The advent of digital technology means recorded music can keep being “cleaned up”, or remixed according to the tastes of the musicians and producers. Every version sounds different—sometimes a tiny bit so, and sometimes like a whole new creation, if it is tastefully done.
Sgt. Pepper’s, which is often described (wrongly) as the first concept album, lends itself easily to remixing, particularly the standout song out of the 13 in the album, A Day In The Life.
A psychedelic masterpiece tinged with LSD, it was thought up by John Lennon and has a middle eight contributed by McCartney. It starts almost tentatively with an acoustic guitar. “I read the news today, oh boy, about a lucky man who made the grade,” sings John, hardly preparing the listener for what comes next: “he blew his mind out in a car”. The song is essentially a portrait of a society that is unraveling—the English army had just won the war, but the crowd of people turned away. And then a massive “drugs interlude” comes in with “I love to turn you on” continuing till the end. Somebody speaks, the singer goes “into a dream” and the manic strings take over in a relentless crescendo ending with an E chord that lasts some 40 seconds. Why? Because it’s hammered out on three pianos all at once.
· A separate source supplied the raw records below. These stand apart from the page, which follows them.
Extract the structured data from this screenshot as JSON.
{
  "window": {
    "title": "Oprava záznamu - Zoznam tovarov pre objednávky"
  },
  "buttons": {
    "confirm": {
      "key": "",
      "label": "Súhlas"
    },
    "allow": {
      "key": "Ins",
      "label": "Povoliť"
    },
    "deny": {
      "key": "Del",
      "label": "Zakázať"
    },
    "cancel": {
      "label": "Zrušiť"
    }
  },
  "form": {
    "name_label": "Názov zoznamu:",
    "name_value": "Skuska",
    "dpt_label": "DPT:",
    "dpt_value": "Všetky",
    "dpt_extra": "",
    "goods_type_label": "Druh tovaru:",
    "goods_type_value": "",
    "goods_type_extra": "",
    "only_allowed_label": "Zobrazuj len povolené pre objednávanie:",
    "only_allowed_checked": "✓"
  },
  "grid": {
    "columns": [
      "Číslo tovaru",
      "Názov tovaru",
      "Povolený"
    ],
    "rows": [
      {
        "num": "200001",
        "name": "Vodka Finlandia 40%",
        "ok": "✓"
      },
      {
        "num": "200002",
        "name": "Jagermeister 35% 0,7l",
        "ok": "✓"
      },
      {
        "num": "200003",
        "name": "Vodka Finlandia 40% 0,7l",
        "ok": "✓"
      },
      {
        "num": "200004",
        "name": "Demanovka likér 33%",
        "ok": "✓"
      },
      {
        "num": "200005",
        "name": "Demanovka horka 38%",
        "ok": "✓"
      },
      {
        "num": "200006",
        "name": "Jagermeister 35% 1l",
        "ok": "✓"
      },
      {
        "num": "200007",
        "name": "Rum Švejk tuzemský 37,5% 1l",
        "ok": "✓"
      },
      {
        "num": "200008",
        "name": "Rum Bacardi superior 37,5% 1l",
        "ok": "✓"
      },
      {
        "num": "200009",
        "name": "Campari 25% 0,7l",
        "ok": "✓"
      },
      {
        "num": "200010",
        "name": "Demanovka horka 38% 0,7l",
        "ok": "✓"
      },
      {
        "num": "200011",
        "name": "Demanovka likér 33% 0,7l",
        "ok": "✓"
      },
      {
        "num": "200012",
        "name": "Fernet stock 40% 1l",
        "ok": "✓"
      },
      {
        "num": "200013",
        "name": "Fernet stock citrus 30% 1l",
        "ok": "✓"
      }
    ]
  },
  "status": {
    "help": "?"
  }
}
The song was banned by the BBC for its perceived glorification of drugs and it remained banned until 1972. Oddly, Lucy in the Sky with Diamonds (that abbreviation, yes, although later theories say it had nothing to do with drugs either) was free to air on radio.
Sgt. Pepper’s started out because The Beatles were getting tired of touring. “We’ve taken the road to its limits as far as we are concerned—what else can we do out there,” Ringo reminisced later. Perhaps aware of its greatness, at the start of the album the band promises, “A splendid time is guaranteed for all”.
“We hope you have enjoyed the show,” Paul sings. Oh yes, we did, we loved it—and thanks for taking the audience home, John, Paul, George and Ringo.